On The Monitor this week:
- We talk with Jill Quadagno about how Racism undermined the ‘War on Poverty’
- We talk with Peter Byrne about the sale of the USPS real estate and other properties: Is Sen. Feinstein Profiting From the Fire Sale of the Public’s Property and Art?
More about this week’s guests:
Jill Quadagno holds the Mildred and Claude Pepper Eminent Scholar Chair in Social Gerontology at Florida State University and is the author of several books on social policy including The Color of Welfare: How Racism Undermined the War on Poverty.
The “war on poverty” was launched 50 years ago this week in Lyndon Johnson’s 1964 State of the Union address; also see excerpt of video from this 1965 speech on voting rights which also addresses racism and the war on poverty.

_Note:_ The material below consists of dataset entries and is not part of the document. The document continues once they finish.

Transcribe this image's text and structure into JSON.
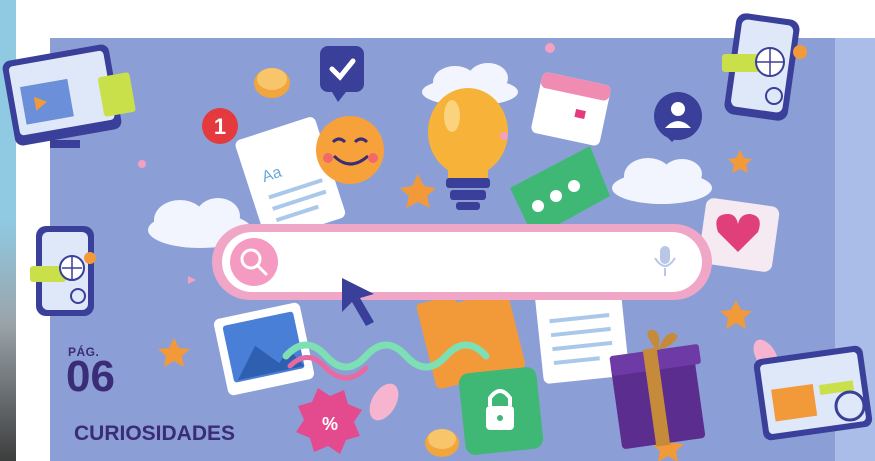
{
  "page_label": {
    "prefix": "PÁG.",
    "number": "06",
    "section": "CURIOSIDADES"
  },
  "illustration": {
    "search_bar_text": "Aa",
    "badge_number": "1",
    "discount_symbol": "%"
  },
  "colors": {
    "background": "#8b9fd6",
    "label": "#3a2c76",
    "search_frame": "#f0a6c6",
    "search_button": "#f59ac0",
    "accent_orange": "#f6a34a"
  },
  "icons": [
    "search-icon",
    "microphone-icon",
    "cursor-arrow-icon",
    "lightbulb-icon",
    "smiley-icon",
    "checkmark-chat-icon",
    "notification-badge-icon",
    "calendar-icon",
    "user-chat-icon",
    "heart-icon",
    "document-icon",
    "image-icon",
    "folder-icon",
    "lock-icon",
    "gift-icon",
    "discount-icon",
    "coin-icon",
    "monitor-icon",
    "phone-map-icon",
    "globe-icon"
  ]
}
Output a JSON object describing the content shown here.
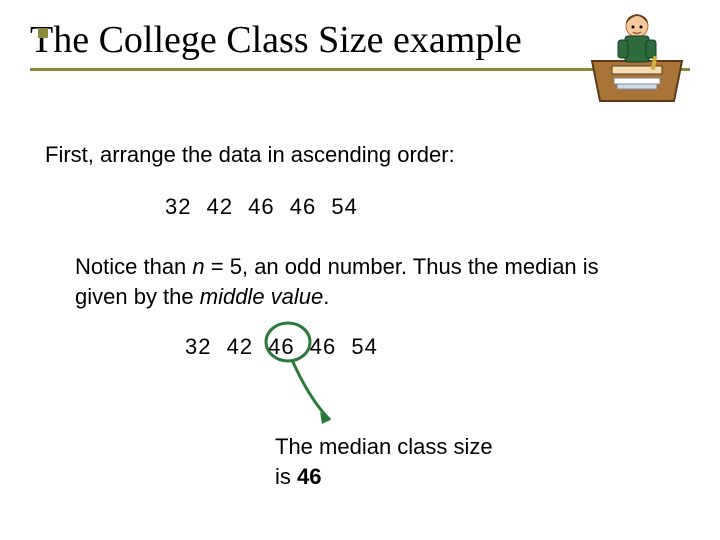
{
  "title": "The College Class Size example",
  "line1": "First, arrange the data in ascending order:",
  "data_row1": "32   42   46   46   54",
  "notice_pre": "Notice than ",
  "notice_n": "n",
  "notice_mid": " = 5, an odd number. Thus the median is given by the ",
  "notice_mv": "middle value",
  "notice_post": ".",
  "data_row2": "32   42   46   46   54",
  "conclusion_pre": "The median class size is ",
  "conclusion_val": "46"
}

Quote: “Several factors stymied efforts to end poverty in the U.S. The heart of the Economic Opportunity Act was the effort to bring about social change through community action programs. Yet across the nation – from the deep South to New Jersey – community action programs became entangled in the civil rights movement, creating a backlash that was ultimately their undoing. Job training programs, too, began as an effort to provide the poor with the skills to earn a decent wage. In practice, however, young black women received training that would prepare them to be domestic servants and homemakers. Young black men gained valuable training in the skilled trades but came into conflict with the unions that wanted to maintain control over hiring. Once again, then, the goal to end poverty through jobs became enmeshed in conflict over racial discrimination. A guaranteed national income, or ‘negative income tax’ — which would now be regarded as unspeakably radical — was actually backed by the Nixon administration and had broad support, but a bizarre coalition of southern white Democrats, religious groups and welfare rights advocates (who thought it didn’t go far enough) defeated the proposal. We shouldn’t lose sight of the fact that key parts of the war on poverty – the enactment of Medicare and Medicaid in 1965 — have been critical for reducing poverty. Until then, poor people and older people had no way of ensuring access to health care. We do see some continued racial dynamics around the Affordable Care Act of 2010. The Supreme Court made Medicaid expansion optional for the states, and as states make their decision, it is not only partisan politics that determines the choice, but also the degree of negative racial sentiment within the state.”
The Los Angeles Times published a piece recently about sales of post offices and protests they have aroused. The article notes that CBRE is “the private entity that holds an exclusive contract to broker postal service real estate. … Riling many here is the exclusive deal with CBRE Group, whose chairman, Richard Blum, is married to U.S. Sen. Dianne Feinstein (D-Calif.). “A recent e-book by investigative journalist Peter Byrne details allegations of below-market sales to CBRE clients and investors. (CBRE has declined to comment on those claims.) A June audit by the Office of Inspector General raised unrelated ‘conflict of interest’ concerns and noted ‘poor oversight’ of the CBRE contract.”
Byrne’s story “Death, Maiming, Money & Muni” was a finalist in 2004 for the Investigative Award given by Investigative Reporters & Editors. This hard-hitting expose of San Francisco’s transit system also won first place for investigative reporting from the Association of Alternative Weeklies. His series exposing U.S. Senator Dianne Feinstein’s conflicts of interest — “Senator Warbucks” — was a finalist for the 2008 Investigative Enterprise Award by Investigative Reporters and Editors and received awards from the California Newspaper Publisher’s Association and Project Censored.
Byrne has received national, regional, and local recognition for investigative work, writing style, and in-depth profiles of politicians, grifters, grafters, and… artists (for whom he has a soft spot). He also writes compellingly about new developments in physics, quantum computation, and stock car racing. Byrne likes to take tough, complex subjects and explicate them in ordinary language for normal people. He figures that if he can understand exactly how people steal money from the government and get away with it, or how reality-shifting media organizations owned by defense contractors are able to brainwash millions of people into working against the interest of the human species — then he can explain how it works to the reader.
He loves reading purloined documents, and taking whistle blowers out to lunch at fancy restaurants.